No Mars Rock Unturned

By Patrick L. Barry

Imagine someday taking a driving tour of the surface of Mars. You trail-blaze across a dusty valley floor, looking in amazement at the rocky, orange-brown hillsides and mountains all around. With each passing meter, you spy bizarre-looking rocks that no human has ever seen, and may never see again. Are they meteorites or bits of Martian crust? They beg to be photographed.

But on this tour, you can't whip out your camera and take on-the-spot close-ups of an especially interesting-looking rock. You have to wait for orders from headquarters back on Earth, and those orders won't arrive until tomorrow. By then, you probably will have passed the rock by. How frustrating!

Are these rocks of any scientific interest?
With the new AEGIS software, the Mars Rovers, Spirit and Opportunity,
will be able to judge for themselves whether a scene is worth a high-resolution image. (Artist's rendering.)

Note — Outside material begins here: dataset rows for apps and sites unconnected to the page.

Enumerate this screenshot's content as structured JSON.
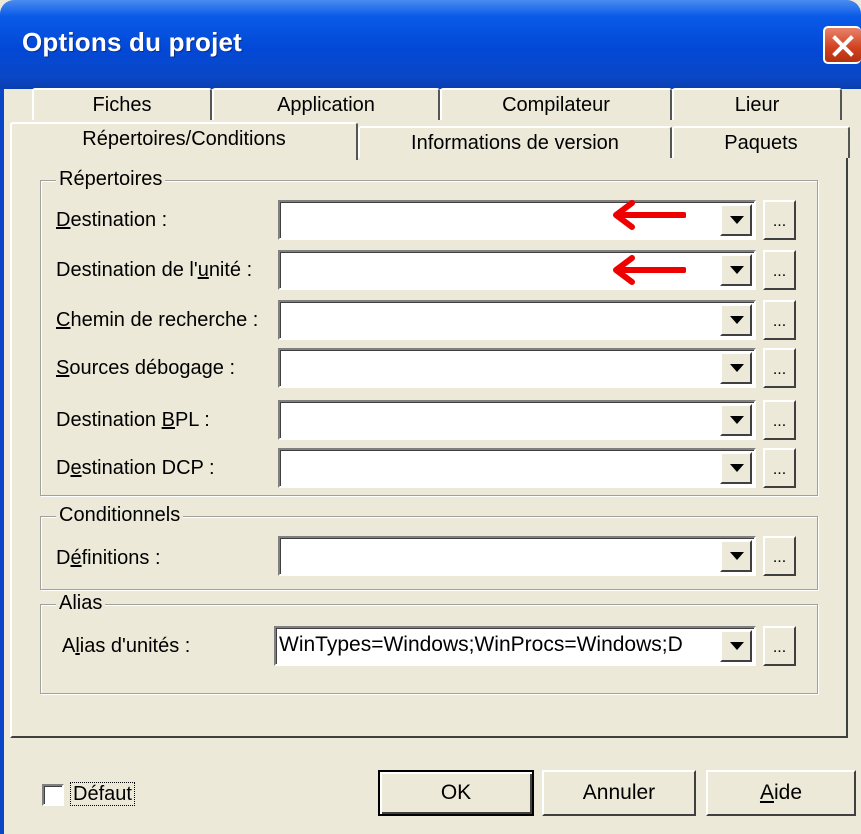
{
  "window": {
    "title": "Options du projet",
    "close_icon": "close-icon"
  },
  "tabs": {
    "row_back": [
      "Fiches",
      "Application",
      "Compilateur",
      "Lieur"
    ],
    "row_front": [
      "Répertoires/Conditions",
      "Informations de version",
      "Paquets"
    ],
    "active": "Répertoires/Conditions"
  },
  "repertoires": {
    "title": "Répertoires",
    "fields": [
      {
        "label_pre": "",
        "label_key": "D",
        "label_post": "estination :",
        "value": ""
      },
      {
        "label_pre": "Destination de l'",
        "label_key": "u",
        "label_post": "nité :",
        "value": ""
      },
      {
        "label_pre": "",
        "label_key": "C",
        "label_post": "hemin de recherche :",
        "value": ""
      },
      {
        "label_pre": "",
        "label_key": "S",
        "label_post": "ources débogage :",
        "value": ""
      },
      {
        "label_pre": "Destination ",
        "label_key": "B",
        "label_post": "PL :",
        "value": ""
      },
      {
        "label_pre": "D",
        "label_key": "e",
        "label_post": "stination DCP :",
        "value": ""
      }
    ]
  },
  "conditionnels": {
    "title": "Conditionnels",
    "field": {
      "label_pre": "D",
      "label_key": "é",
      "label_post": "finitions :",
      "value": ""
    }
  },
  "alias": {
    "title": "Alias",
    "field": {
      "label_pre": "A",
      "label_key": "l",
      "label_post": "ias d'unités :",
      "value": "WinTypes=Windows;WinProcs=Windows;D"
    }
  },
  "browse_label": "...",
  "footer": {
    "default_checkbox": {
      "label": "Défaut",
      "checked": false
    },
    "ok": "OK",
    "cancel": "Annuler",
    "help_key": "A",
    "help_rest": "ide"
  },
  "annotations": {
    "arrow_color": "#ee0000",
    "arrows": [
      "red-arrow-icon",
      "red-arrow-icon"
    ]
  }
}
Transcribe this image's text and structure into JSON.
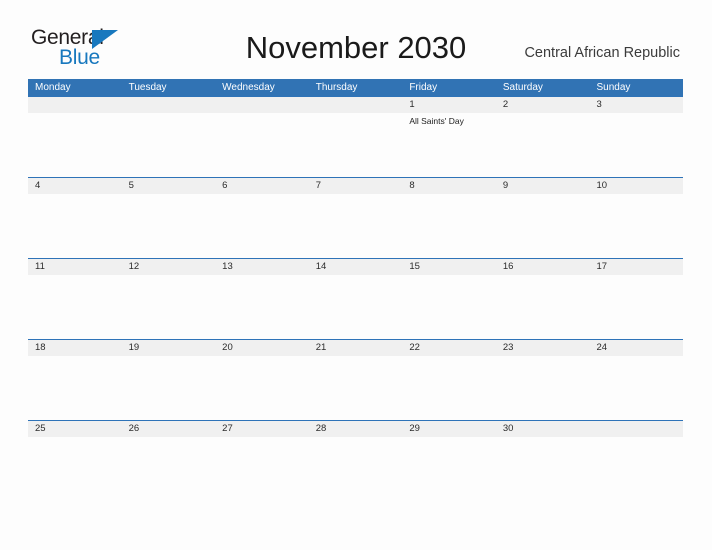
{
  "brand": {
    "name_top": "General",
    "name_bottom": "Blue",
    "accent_color": "#1878be"
  },
  "header": {
    "title": "November 2030",
    "region": "Central African Republic"
  },
  "theme": {
    "header_blue": "#3173b4",
    "row_divider_blue": "#2e73b8",
    "date_strip_gray": "#f0f0f0",
    "page_background": "#fdfdfd"
  },
  "calendar": {
    "weekday_headers": [
      "Monday",
      "Tuesday",
      "Wednesday",
      "Thursday",
      "Friday",
      "Saturday",
      "Sunday"
    ],
    "weeks": [
      {
        "days": [
          {
            "date": "",
            "events": []
          },
          {
            "date": "",
            "events": []
          },
          {
            "date": "",
            "events": []
          },
          {
            "date": "",
            "events": []
          },
          {
            "date": "1",
            "events": [
              "All Saints' Day"
            ]
          },
          {
            "date": "2",
            "events": []
          },
          {
            "date": "3",
            "events": []
          }
        ]
      },
      {
        "days": [
          {
            "date": "4",
            "events": []
          },
          {
            "date": "5",
            "events": []
          },
          {
            "date": "6",
            "events": []
          },
          {
            "date": "7",
            "events": []
          },
          {
            "date": "8",
            "events": []
          },
          {
            "date": "9",
            "events": []
          },
          {
            "date": "10",
            "events": []
          }
        ]
      },
      {
        "days": [
          {
            "date": "11",
            "events": []
          },
          {
            "date": "12",
            "events": []
          },
          {
            "date": "13",
            "events": []
          },
          {
            "date": "14",
            "events": []
          },
          {
            "date": "15",
            "events": []
          },
          {
            "date": "16",
            "events": []
          },
          {
            "date": "17",
            "events": []
          }
        ]
      },
      {
        "days": [
          {
            "date": "18",
            "events": []
          },
          {
            "date": "19",
            "events": []
          },
          {
            "date": "20",
            "events": []
          },
          {
            "date": "21",
            "events": []
          },
          {
            "date": "22",
            "events": []
          },
          {
            "date": "23",
            "events": []
          },
          {
            "date": "24",
            "events": []
          }
        ]
      },
      {
        "days": [
          {
            "date": "25",
            "events": []
          },
          {
            "date": "26",
            "events": []
          },
          {
            "date": "27",
            "events": []
          },
          {
            "date": "28",
            "events": []
          },
          {
            "date": "29",
            "events": []
          },
          {
            "date": "30",
            "events": []
          },
          {
            "date": "",
            "events": []
          }
        ]
      }
    ]
  }
}
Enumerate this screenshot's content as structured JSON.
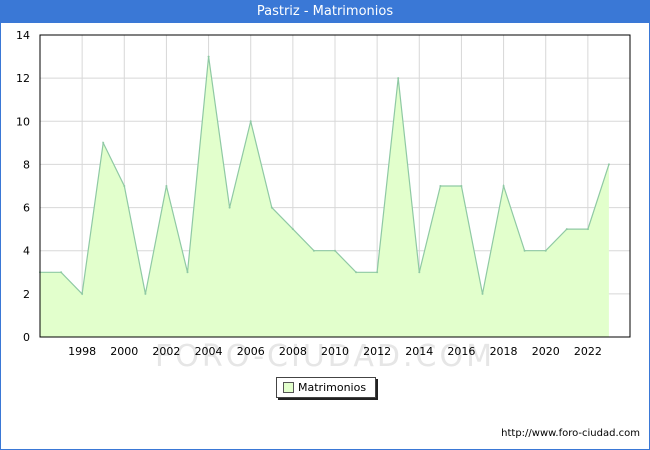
{
  "header": {
    "title": "Pastriz - Matrimonios"
  },
  "watermark": "FORO-CIUDAD.COM",
  "legend": {
    "label": "Matrimonios"
  },
  "footer": {
    "url": "http://www.foro-ciudad.com"
  },
  "colors": {
    "accent": "#3a78d6",
    "area_fill": "#e2ffcc",
    "line": "#8fc9a4",
    "grid": "#d8d8d8"
  },
  "chart_data": {
    "type": "area",
    "title": "Pastriz - Matrimonios",
    "xlabel": "",
    "ylabel": "",
    "xlim": [
      1996,
      2024
    ],
    "ylim": [
      0,
      14
    ],
    "x_ticks": [
      1998,
      2000,
      2002,
      2004,
      2006,
      2008,
      2010,
      2012,
      2014,
      2016,
      2018,
      2020,
      2022
    ],
    "y_ticks": [
      0,
      2,
      4,
      6,
      8,
      10,
      12,
      14
    ],
    "grid": true,
    "legend_position": "bottom-center",
    "series": [
      {
        "name": "Matrimonios",
        "x": [
          1996,
          1997,
          1998,
          1999,
          2000,
          2001,
          2002,
          2003,
          2004,
          2005,
          2006,
          2007,
          2008,
          2009,
          2010,
          2011,
          2012,
          2013,
          2014,
          2015,
          2016,
          2017,
          2018,
          2019,
          2020,
          2021,
          2022,
          2023
        ],
        "values": [
          3,
          3,
          2,
          9,
          7,
          2,
          7,
          3,
          13,
          6,
          10,
          6,
          5,
          4,
          4,
          3,
          3,
          12,
          3,
          7,
          7,
          2,
          7,
          4,
          4,
          5,
          5,
          8
        ]
      }
    ]
  }
}
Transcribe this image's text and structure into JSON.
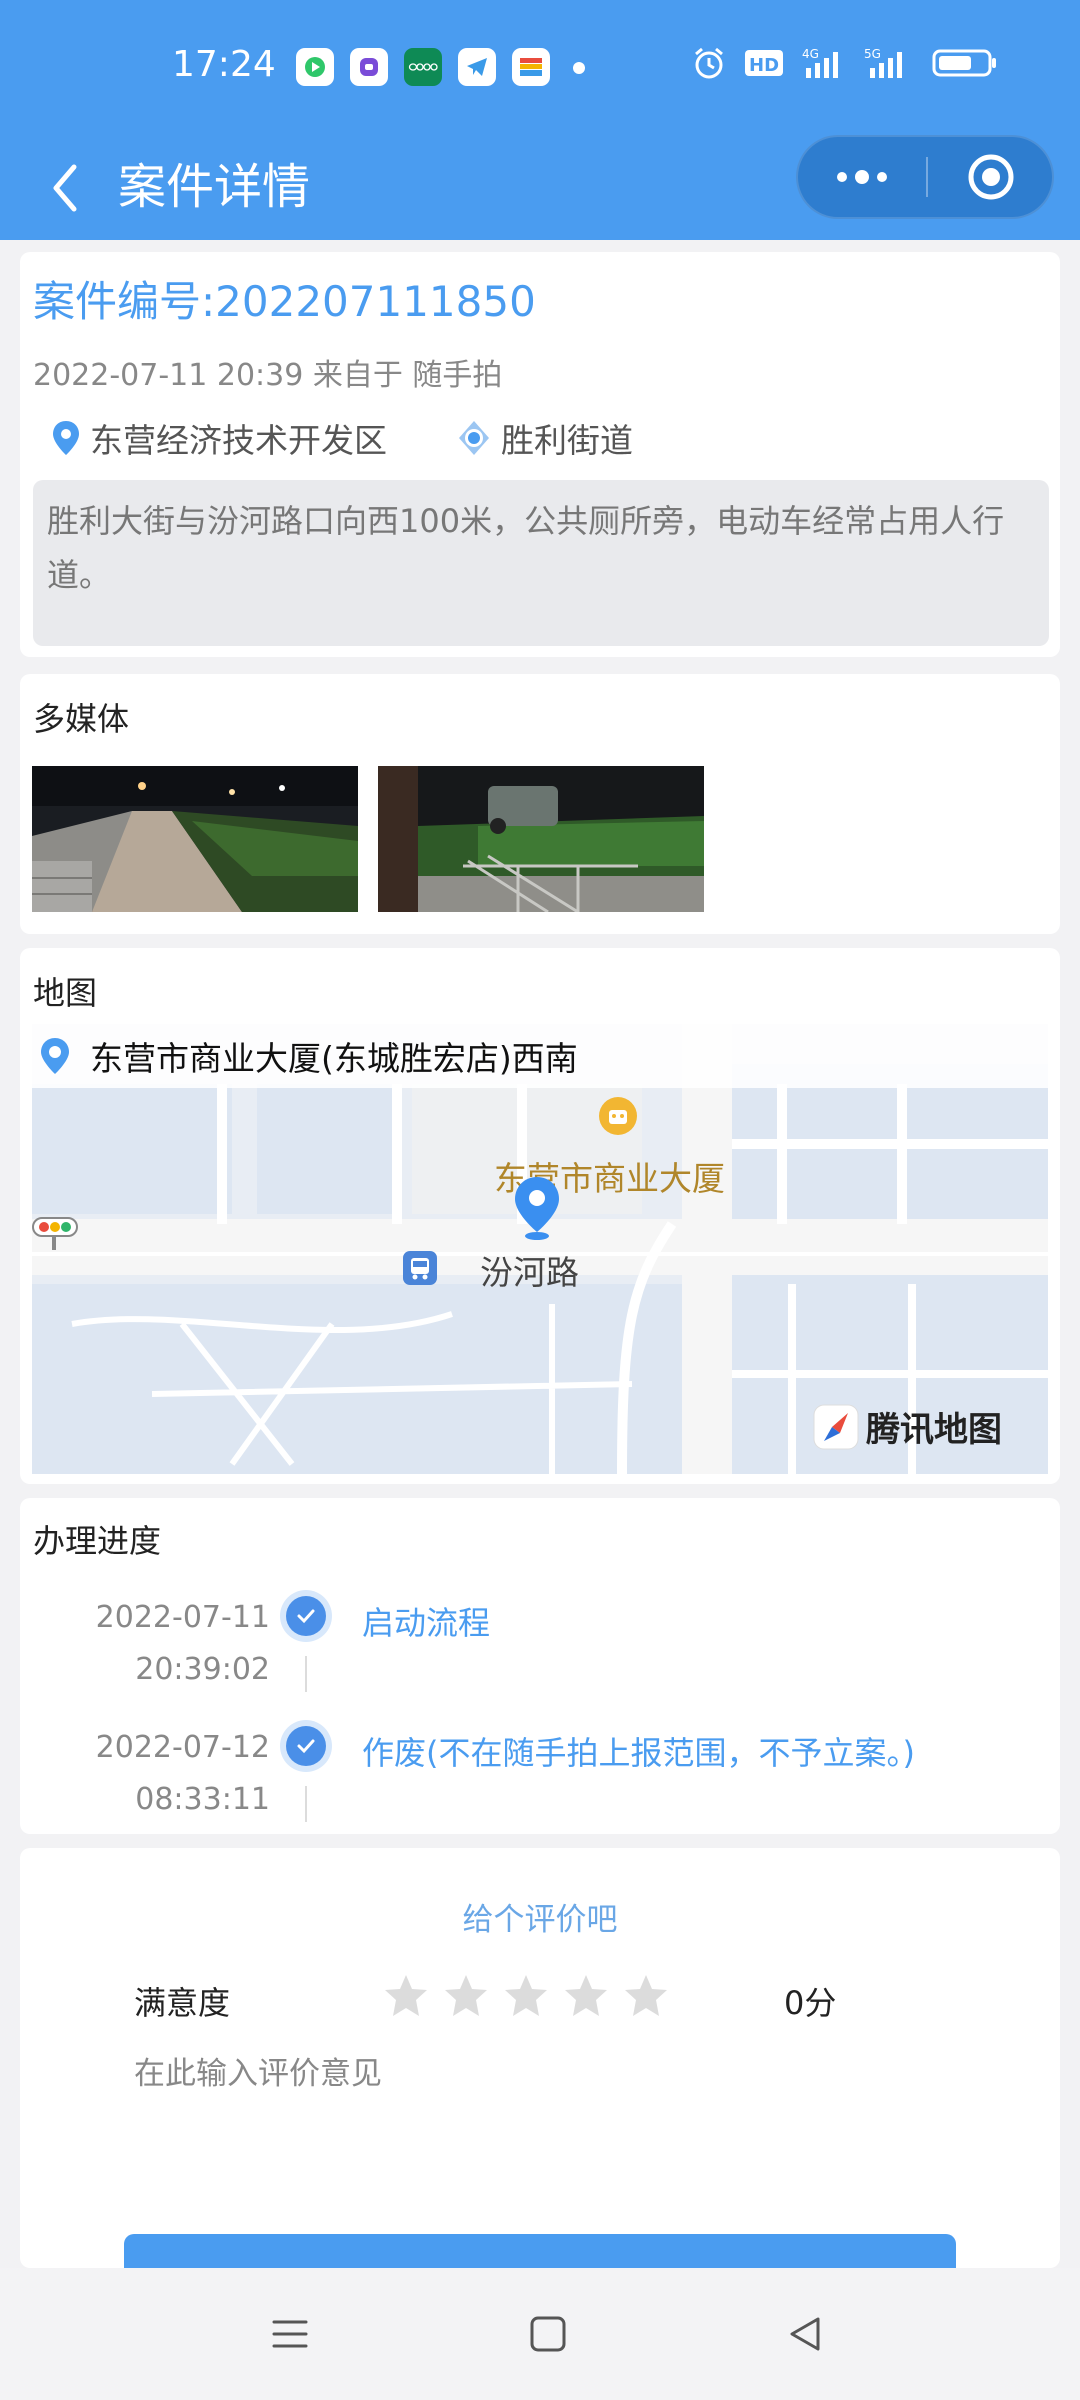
{
  "status_bar": {
    "time": "17:24",
    "app_icons": [
      "video-app-icon",
      "chat-app-icon",
      "oppo-icon",
      "telegram-icon",
      "wallet-icon"
    ],
    "system_icons": [
      "alarm-icon",
      "hd-icon",
      "signal-4g-icon",
      "signal-5g-icon",
      "battery-icon"
    ]
  },
  "header": {
    "title": "案件详情",
    "colors": {
      "bar": "#4a9cf0",
      "capsule": "#2e7dcf"
    }
  },
  "case": {
    "number": "案件编号:202207111850",
    "meta": "2022-07-11 20:39 来自于 随手拍",
    "district": "东营经济技术开发区",
    "street": "胜利街道",
    "description": "胜利大街与汾河路口向西100米，公共厕所旁，电动车经常占用人行道。"
  },
  "media": {
    "title": "多媒体",
    "photos": [
      "night-street-photo-1",
      "night-street-photo-2"
    ]
  },
  "map": {
    "title": "地图",
    "address": "东营市商业大厦(东城胜宏店)西南",
    "poi_label": "东营市商业大厦",
    "road_label": "汾河路",
    "brand": "腾讯地图"
  },
  "progress": {
    "title": "办理进度",
    "items": [
      {
        "date": "2022-07-11",
        "time": "20:39:02",
        "event": "启动流程"
      },
      {
        "date": "2022-07-12",
        "time": "08:33:11",
        "event": "作废(不在随手拍上报范围，不予立案。)"
      }
    ]
  },
  "evaluation": {
    "prompt": "给个评价吧",
    "rating_label": "满意度",
    "stars_total": 5,
    "stars_selected": 0,
    "score": "0分",
    "comment_placeholder": "在此输入评价意见"
  },
  "nav_bar": {
    "items": [
      "menu-icon",
      "home-icon",
      "back-icon"
    ]
  }
}
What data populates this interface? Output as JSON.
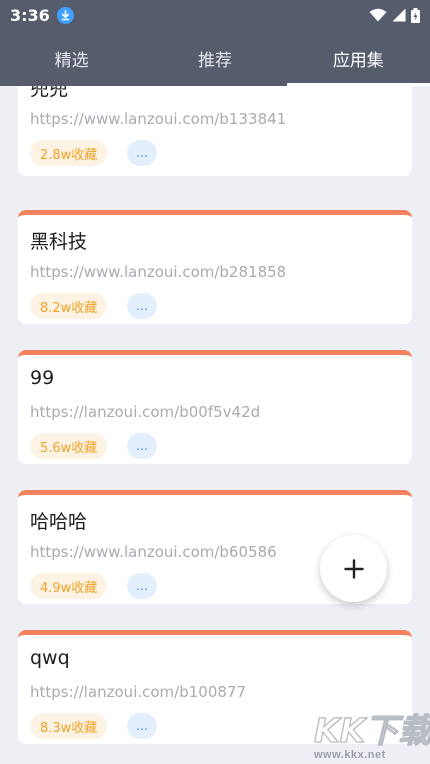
{
  "status_bar": {
    "time": "3:36",
    "icons": [
      "download-icon",
      "wifi-icon",
      "signal-icon",
      "battery-icon"
    ]
  },
  "tabs": [
    {
      "label": "精选",
      "active": false
    },
    {
      "label": "推荐",
      "active": false
    },
    {
      "label": "应用集",
      "active": true
    }
  ],
  "cards": [
    {
      "title": "兜兜",
      "url": "https://www.lanzoui.com/b133841",
      "favorites": "2.8w收藏",
      "more": "..."
    },
    {
      "title": "黑科技",
      "url": "https://www.lanzoui.com/b281858",
      "favorites": "8.2w收藏",
      "more": "..."
    },
    {
      "title": "99",
      "url": "https://lanzoui.com/b00f5v42d",
      "favorites": "5.6w收藏",
      "more": "..."
    },
    {
      "title": "哈哈哈",
      "url": "https://www.lanzoui.com/b60586",
      "favorites": "4.9w收藏",
      "more": "..."
    },
    {
      "title": "qwq",
      "url": "https://lanzoui.com/b100877",
      "favorites": "8.3w收藏",
      "more": "..."
    }
  ],
  "fab": {
    "icon": "plus-icon"
  },
  "watermark": {
    "logo_text": "KK下载",
    "url": "www.kkx.net"
  },
  "colors": {
    "header": "#565c6c",
    "accent_bar": "#f4825f",
    "favorites_text": "#f0a227",
    "favorites_bg": "#fdf3e4",
    "more_text": "#4e95ec",
    "more_bg": "#e4effd",
    "background": "#eeeff4"
  }
}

That's essentially the predicament of the Spirit and Opportunity rovers, which are currently in their fourth year of exploring Mars. Mission scientists must wait overnight for the day's data to download from the rovers, and the rovers can't take high-res pictures of interesting rocks without explicit instructions to do so.

However, artificial intelligence software developed at JPL could soon turn the rovers into more-autonomous shutterbugs.

This software, called Autonomous Exploration for Gathering Increased Science (AEGIS), would search for interesting or unusual rocks using the rovers' low-resolution, black-and-white navigational cameras. Then, without waiting for instructions from Earth, AEGIS could direct the rovers' high-resolution cameras, spectrometers, and thermal imagers to gather data about the rocks of interest.

"Using AEGIS, the rovers could get science data that they would otherwise miss," says Rebecca Casta'o, leader of the AEGIS project at JPL. The software builds on artificial intelligence technologies pioneered by NASA's Earth Observing-1 satellite (EO-1), one of a series of technology-testbed satellites developed by NASA's New Millennium Program.

AEGIS identifies a rock as being interesting in one of two ways. Mission scientists can program AEGIS to look for rocks with certain traits, such as smoothness or roughness, bright or dark surfaces, or shapes that are rounded or flat.

In addition, AEGIS can single out rocks simply because they look unusual, which often means the rocks could tell scientists something new about Mars's present and past.

The software has been thoroughly tested, Casta'o says, and now it must be integrated and tested with other flight software, then uploaded to the rovers on Mars. Once installed, she hopes, Spirit and Opportunity will leave no good Mars rock unturned.

Check out other ways that the Mars Rovers have been upgraded with artificial intelligence software at nmp/TECHNOLOGY/infusion.html#sciencecraft.

This article was provided by the Jet Propulsion Laboratory, California Institute of Technology, under a contract with the National Aeronautics and Space Administration.